Children typically excel in the practical portions of a scuba diving course. However, they do have some challenges that must be dealt with in order to help them reach their full potential as divers.
As a Merit Badge Counselor with the Boy Scouts of America, I taught scuba to many children over the years. Some things to note before getting too far into this article are;
Ratios are reduced drastically when teaching young children (for good reason)
Children are not little adults
Your duty of care and the customer’s expectations are higher when dealing with children
This is a difficult topic simply because many of your customers will not understand why their child might not be ready for scuba diving, but when faced with young person, it is important that you take their attitude and maturity level into account when signing them up for your course. Some 10 year olds are very mature, and perfectly willing to listen, while some 12, 13 or 14 year olds will be dismissive and immature. When teaching children, I always encouraged a parent or family member also be a scuba diver, and the child’s regular dive buddy, and for them to attend the class with the child. Many instructors will advise against this, as the child relies on the “buddy” too much, but I found that if you set limits early on, and explain them to the dive buddy, they will likely adhere to them for the safety of the younger buddy.
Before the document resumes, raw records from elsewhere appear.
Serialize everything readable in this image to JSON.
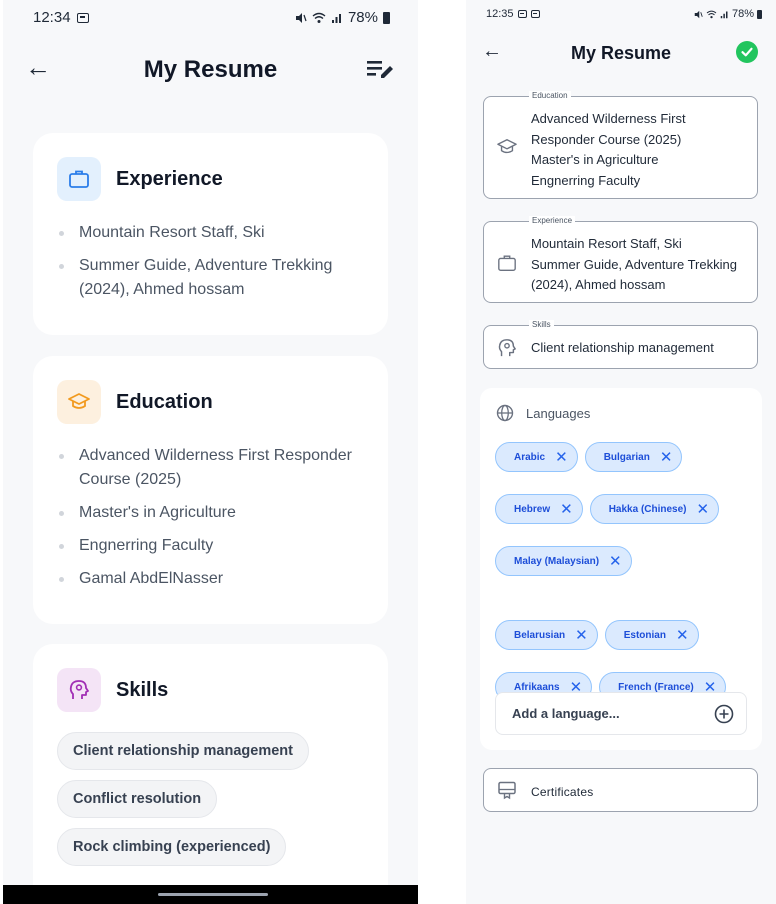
{
  "left": {
    "status": {
      "time": "12:34",
      "battery": "78%"
    },
    "appbar": {
      "title": "My Resume"
    },
    "experience": {
      "title": "Experience",
      "items": [
        "Mountain Resort Staff, Ski",
        "Summer Guide, Adventure Trekking (2024), Ahmed hossam"
      ]
    },
    "education": {
      "title": "Education",
      "items": [
        "Advanced Wilderness First Responder Course (2025)",
        "Master's in Agriculture",
        "Engnerring Faculty",
        "Gamal AbdElNasser"
      ]
    },
    "skills": {
      "title": "Skills",
      "items": [
        "Client relationship management",
        "Conflict resolution",
        "Rock climbing (experienced)"
      ]
    }
  },
  "right": {
    "status": {
      "time": "12:35",
      "battery": "78%"
    },
    "appbar": {
      "title": "My Resume"
    },
    "education": {
      "label": "Education",
      "text": "Advanced Wilderness First Responder Course (2025)\nMaster's in Agriculture\nEngnerring Faculty"
    },
    "experience": {
      "label": "Experience",
      "text": "Mountain Resort Staff, Ski\nSummer Guide, Adventure Trekking (2024), Ahmed hossam"
    },
    "skills": {
      "label": "Skills",
      "text": "Client relationship management"
    },
    "languages": {
      "title": "Languages",
      "items": [
        "Arabic",
        "Bulgarian",
        "Hebrew",
        "Hakka (Chinese)",
        "Malay (Malaysian)",
        "Belarusian",
        "Estonian",
        "Afrikaans",
        "French (France)"
      ],
      "add_placeholder": "Add a language..."
    },
    "certificates": {
      "label": "Certificates"
    }
  },
  "colors": {
    "accent_blue": "#1d4ed8",
    "success_green": "#22c55e",
    "chip_bg": "#dbeafe"
  }
}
Also, by encouraging them to join the course, I could usually encourage them to take a private or custom lesson, and truly learn how to be a good buddy team.
I also would refuse to issue an open water certification unless the child could comfortably meet all of the performance requirements. Most of the time, they had met all of the requirements for scuba diver. This led to many upset parents, but to limit this, I would offer to finish the child’s training in another class, after they had some time to get more comfortable, and explained how they could use the scuba diver certification to get in the water, under the supervision of another instructor.
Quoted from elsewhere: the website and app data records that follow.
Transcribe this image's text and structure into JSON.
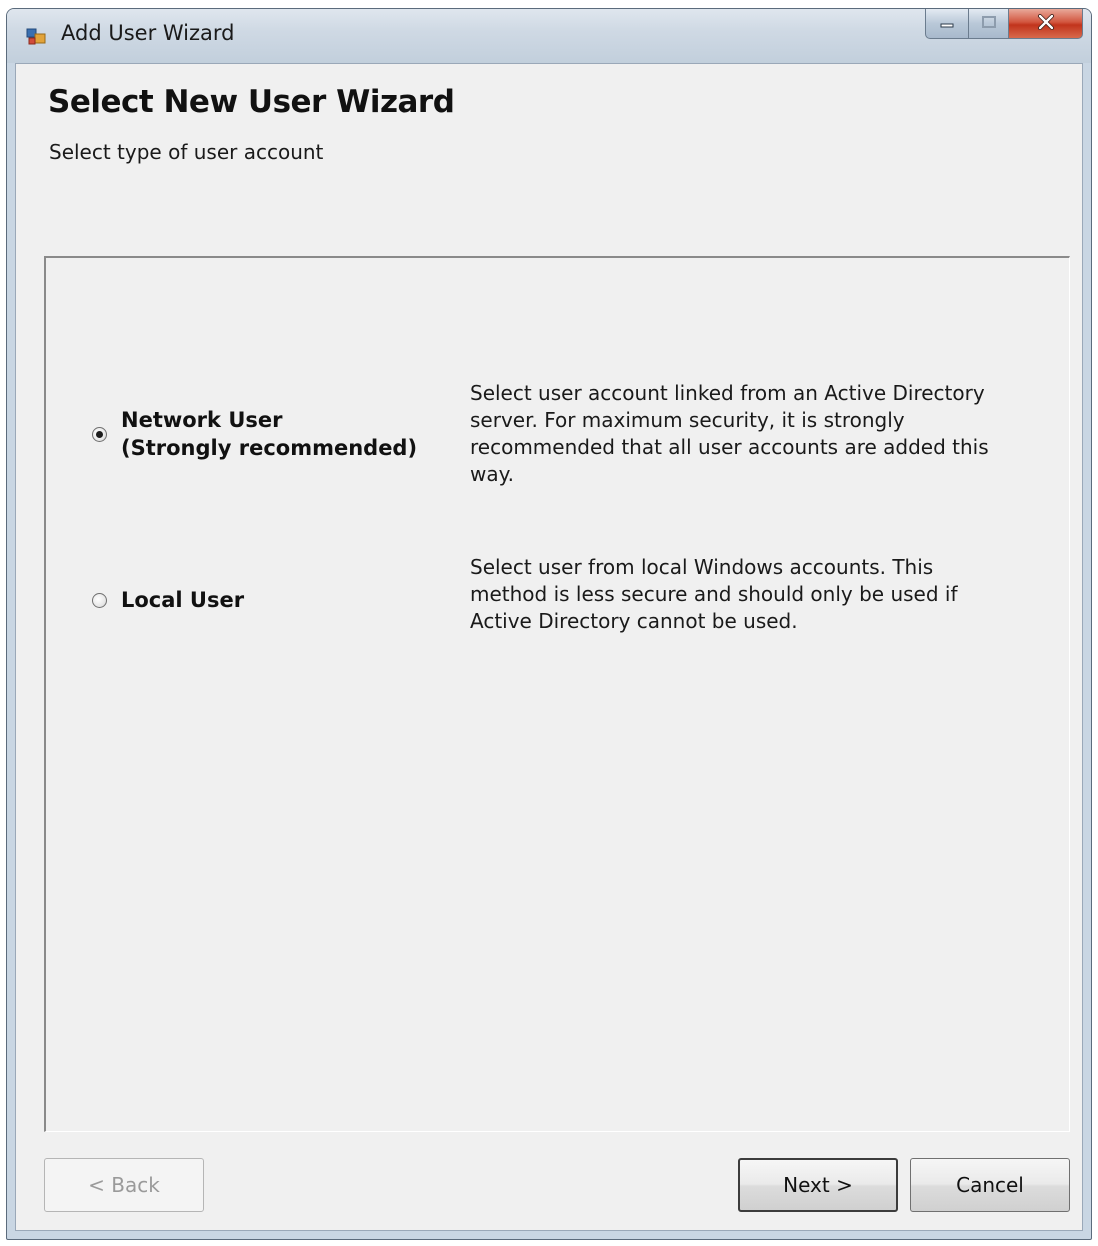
{
  "window": {
    "title": "Add User Wizard"
  },
  "header": {
    "title": "Select New User Wizard",
    "subtitle": "Select type  of user account"
  },
  "options": [
    {
      "label": "Network User\n(Strongly recommended)",
      "description": "Select user account linked from an Active Directory server. For maximum security, it is strongly recommended that all user accounts are added this way.",
      "selected": true
    },
    {
      "label": "Local User",
      "description": "Select user from local Windows accounts. This method is less secure and should only be used if Active Directory cannot be used.",
      "selected": false
    }
  ],
  "footer": {
    "back_label": "< Back",
    "next_label": "Next >",
    "cancel_label": "Cancel",
    "back_enabled": false
  },
  "icons": {
    "app": "app-window-icon",
    "minimize": "minimize-icon",
    "maximize": "maximize-icon",
    "close": "close-icon"
  },
  "colors": {
    "title_bar": "#c9d6e3",
    "close_button": "#c1341c",
    "client_bg": "#f0f0f0"
  }
}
Finally, with children, I have found that e learning is the way to go. They have grown up using technology and are very comfortable with it. Most of the time, they can complete the e learning program and comprehend what is involved in scuba much more thoroughly than if they try to sit in on classroom presentations for hours on end.
Teach to your student’s strengths. Take the time to get to know them, and their limitations, and find ways to meet or exceed the performance requirements with them. Teaching children to dive well is a great way to build your business, since they likely have parents who also want to dive and need to stay ahead of their kids. Treat scuba like karate, with the different levels being challenges for the kids to get through, encourage the parents to stay involved, and enjoy teaching in a more personal manner. Really take an interest in your younger students, and you may very well see return customers for years.